### [REQUIRED WORK]
An exact, complete copy of the entries is what is needed.

### [RECORDS FOR THE EXERCISE]
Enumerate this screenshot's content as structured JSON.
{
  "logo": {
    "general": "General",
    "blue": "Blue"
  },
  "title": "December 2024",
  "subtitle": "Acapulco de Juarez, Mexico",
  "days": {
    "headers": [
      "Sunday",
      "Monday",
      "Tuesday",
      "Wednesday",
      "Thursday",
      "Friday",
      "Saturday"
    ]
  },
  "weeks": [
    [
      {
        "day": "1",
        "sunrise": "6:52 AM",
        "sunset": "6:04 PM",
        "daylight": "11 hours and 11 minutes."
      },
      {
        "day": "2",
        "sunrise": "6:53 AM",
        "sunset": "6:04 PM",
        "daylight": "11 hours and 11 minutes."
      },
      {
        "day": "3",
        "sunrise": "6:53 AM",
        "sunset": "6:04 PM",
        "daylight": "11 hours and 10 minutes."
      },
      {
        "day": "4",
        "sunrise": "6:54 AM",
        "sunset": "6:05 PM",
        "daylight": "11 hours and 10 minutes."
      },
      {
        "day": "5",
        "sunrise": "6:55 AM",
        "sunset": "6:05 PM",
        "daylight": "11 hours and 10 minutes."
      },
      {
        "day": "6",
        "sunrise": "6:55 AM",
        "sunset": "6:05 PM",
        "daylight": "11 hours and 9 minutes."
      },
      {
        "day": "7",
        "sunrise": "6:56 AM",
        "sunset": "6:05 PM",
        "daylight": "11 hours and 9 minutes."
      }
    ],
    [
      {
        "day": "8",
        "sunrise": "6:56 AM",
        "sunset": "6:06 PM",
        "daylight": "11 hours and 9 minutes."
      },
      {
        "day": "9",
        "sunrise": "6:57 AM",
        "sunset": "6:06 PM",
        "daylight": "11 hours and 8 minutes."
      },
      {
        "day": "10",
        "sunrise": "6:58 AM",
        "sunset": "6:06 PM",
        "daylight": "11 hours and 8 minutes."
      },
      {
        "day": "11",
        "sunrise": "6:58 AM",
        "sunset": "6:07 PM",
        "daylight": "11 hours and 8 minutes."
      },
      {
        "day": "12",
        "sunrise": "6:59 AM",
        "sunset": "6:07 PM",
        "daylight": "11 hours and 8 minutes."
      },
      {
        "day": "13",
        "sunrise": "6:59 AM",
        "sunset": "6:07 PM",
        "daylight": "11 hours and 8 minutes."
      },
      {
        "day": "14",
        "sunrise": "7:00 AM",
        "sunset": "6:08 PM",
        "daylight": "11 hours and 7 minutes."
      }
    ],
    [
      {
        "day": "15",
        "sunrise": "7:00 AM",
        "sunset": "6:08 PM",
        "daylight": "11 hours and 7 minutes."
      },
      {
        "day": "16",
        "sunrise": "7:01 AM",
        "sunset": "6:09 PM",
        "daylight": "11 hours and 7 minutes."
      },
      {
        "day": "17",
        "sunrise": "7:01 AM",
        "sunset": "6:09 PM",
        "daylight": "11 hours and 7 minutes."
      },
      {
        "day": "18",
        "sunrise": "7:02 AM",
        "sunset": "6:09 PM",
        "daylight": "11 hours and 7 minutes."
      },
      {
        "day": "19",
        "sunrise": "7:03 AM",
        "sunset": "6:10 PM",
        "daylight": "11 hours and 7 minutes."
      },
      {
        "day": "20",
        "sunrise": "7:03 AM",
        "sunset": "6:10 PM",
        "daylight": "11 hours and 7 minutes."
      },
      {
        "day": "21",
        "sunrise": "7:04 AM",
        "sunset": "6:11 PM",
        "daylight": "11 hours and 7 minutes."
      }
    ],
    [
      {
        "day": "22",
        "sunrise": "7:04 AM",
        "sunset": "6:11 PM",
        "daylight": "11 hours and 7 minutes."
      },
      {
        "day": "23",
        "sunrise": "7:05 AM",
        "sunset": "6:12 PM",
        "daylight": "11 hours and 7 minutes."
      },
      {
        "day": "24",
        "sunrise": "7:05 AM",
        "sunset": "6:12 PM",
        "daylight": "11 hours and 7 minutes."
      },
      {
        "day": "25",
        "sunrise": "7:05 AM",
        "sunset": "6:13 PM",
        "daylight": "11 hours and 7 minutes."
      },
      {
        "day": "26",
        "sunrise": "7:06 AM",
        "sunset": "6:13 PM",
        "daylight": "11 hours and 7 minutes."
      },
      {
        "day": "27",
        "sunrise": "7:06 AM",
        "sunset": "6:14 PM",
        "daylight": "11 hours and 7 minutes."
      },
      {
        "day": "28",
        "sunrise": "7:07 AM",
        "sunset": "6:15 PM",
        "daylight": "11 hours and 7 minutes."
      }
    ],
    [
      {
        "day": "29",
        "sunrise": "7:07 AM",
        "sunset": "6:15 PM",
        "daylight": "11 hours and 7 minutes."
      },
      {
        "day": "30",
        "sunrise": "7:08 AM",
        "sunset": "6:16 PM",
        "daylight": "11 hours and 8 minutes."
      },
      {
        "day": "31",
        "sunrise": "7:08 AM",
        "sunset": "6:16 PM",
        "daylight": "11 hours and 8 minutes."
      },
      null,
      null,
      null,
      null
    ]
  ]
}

### [ANSWER TO THE EXERCISE]
Enumerate this screenshot's content as structured JSON.
{
  "logo": {
    "general": "General",
    "blue": "Blue"
  },
  "title": "December 2024",
  "subtitle": "Acapulco de Juarez, Mexico",
  "days": {
    "headers": [
      "Sunday",
      "Monday",
      "Tuesday",
      "Wednesday",
      "Thursday",
      "Friday",
      "Saturday"
    ]
  },
  "weeks": [
    [
      {
        "day": "1",
        "sunrise": "6:52 AM",
        "sunset": "6:04 PM",
        "daylight": "11 hours and 11 minutes."
      },
      {
        "day": "2",
        "sunrise": "6:53 AM",
        "sunset": "6:04 PM",
        "daylight": "11 hours and 11 minutes."
      },
      {
        "day": "3",
        "sunrise": "6:53 AM",
        "sunset": "6:04 PM",
        "daylight": "11 hours and 10 minutes."
      },
      {
        "day": "4",
        "sunrise": "6:54 AM",
        "sunset": "6:05 PM",
        "daylight": "11 hours and 10 minutes."
      },
      {
        "day": "5",
        "sunrise": "6:55 AM",
        "sunset": "6:05 PM",
        "daylight": "11 hours and 10 minutes."
      },
      {
        "day": "6",
        "sunrise": "6:55 AM",
        "sunset": "6:05 PM",
        "daylight": "11 hours and 9 minutes."
      },
      {
        "day": "7",
        "sunrise": "6:56 AM",
        "sunset": "6:05 PM",
        "daylight": "11 hours and 9 minutes."
      }
    ],
    [
      {
        "day": "8",
        "sunrise": "6:56 AM",
        "sunset": "6:06 PM",
        "daylight": "11 hours and 9 minutes."
      },
      {
        "day": "9",
        "sunrise": "6:57 AM",
        "sunset": "6:06 PM",
        "daylight": "11 hours and 8 minutes."
      },
      {
        "day": "10",
        "sunrise": "6:58 AM",
        "sunset": "6:06 PM",
        "daylight": "11 hours and 8 minutes."
      },
      {
        "day": "11",
        "sunrise": "6:58 AM",
        "sunset": "6:07 PM",
        "daylight": "11 hours and 8 minutes."
      },
      {
        "day": "12",
        "sunrise": "6:59 AM",
        "sunset": "6:07 PM",
        "daylight": "11 hours and 8 minutes."
      },
      {
        "day": "13",
        "sunrise": "6:59 AM",
        "sunset": "6:07 PM",
        "daylight": "11 hours and 8 minutes."
      },
      {
        "day": "14",
        "sunrise": "7:00 AM",
        "sunset": "6:08 PM",
        "daylight": "11 hours and 7 minutes."
      }
    ],
    [
      {
        "day": "15",
        "sunrise": "7:00 AM",
        "sunset": "6:08 PM",
        "daylight": "11 hours and 7 minutes."
      },
      {
        "day": "16",
        "sunrise": "7:01 AM",
        "sunset": "6:09 PM",
        "daylight": "11 hours and 7 minutes."
      },
      {
        "day": "17",
        "sunrise": "7:01 AM",
        "sunset": "6:09 PM",
        "daylight": "11 hours and 7 minutes."
      },
      {
        "day": "18",
        "sunrise": "7:02 AM",
        "sunset": "6:09 PM",
        "daylight": "11 hours and 7 minutes."
      },
      {
        "day": "19",
        "sunrise": "7:03 AM",
        "sunset": "6:10 PM",
        "daylight": "11 hours and 7 minutes."
      },
      {
        "day": "20",
        "sunrise": "7:03 AM",
        "sunset": "6:10 PM",
        "daylight": "11 hours and 7 minutes."
      },
      {
        "day": "21",
        "sunrise": "7:04 AM",
        "sunset": "6:11 PM",
        "daylight": "11 hours and 7 minutes."
      }
    ],
    [
      {
        "day": "22",
        "sunrise": "7:04 AM",
        "sunset": "6:11 PM",
        "daylight": "11 hours and 7 minutes."
      },
      {
        "day": "23",
        "sunrise": "7:05 AM",
        "sunset": "6:12 PM",
        "daylight": "11 hours and 7 minutes."
      },
      {
        "day": "24",
        "sunrise": "7:05 AM",
        "sunset": "6:12 PM",
        "daylight": "11 hours and 7 minutes."
      },
      {
        "day": "25",
        "sunrise": "7:05 AM",
        "sunset": "6:13 PM",
        "daylight": "11 hours and 7 minutes."
      },
      {
        "day": "26",
        "sunrise": "7:06 AM",
        "sunset": "6:13 PM",
        "daylight": "11 hours and 7 minutes."
      },
      {
        "day": "27",
        "sunrise": "7:06 AM",
        "sunset": "6:14 PM",
        "daylight": "11 hours and 7 minutes."
      },
      {
        "day": "28",
        "sunrise": "7:07 AM",
        "sunset": "6:15 PM",
        "daylight": "11 hours and 7 minutes."
      }
    ],
    [
      {
        "day": "29",
        "sunrise": "7:07 AM",
        "sunset": "6:15 PM",
        "daylight": "11 hours and 7 minutes."
      },
      {
        "day": "30",
        "sunrise": "7:08 AM",
        "sunset": "6:16 PM",
        "daylight": "11 hours and 8 minutes."
      },
      {
        "day": "31",
        "sunrise": "7:08 AM",
        "sunset": "6:16 PM",
        "daylight": "11 hours and 8 minutes."
      },
      null,
      null,
      null,
      null
    ]
  ]
}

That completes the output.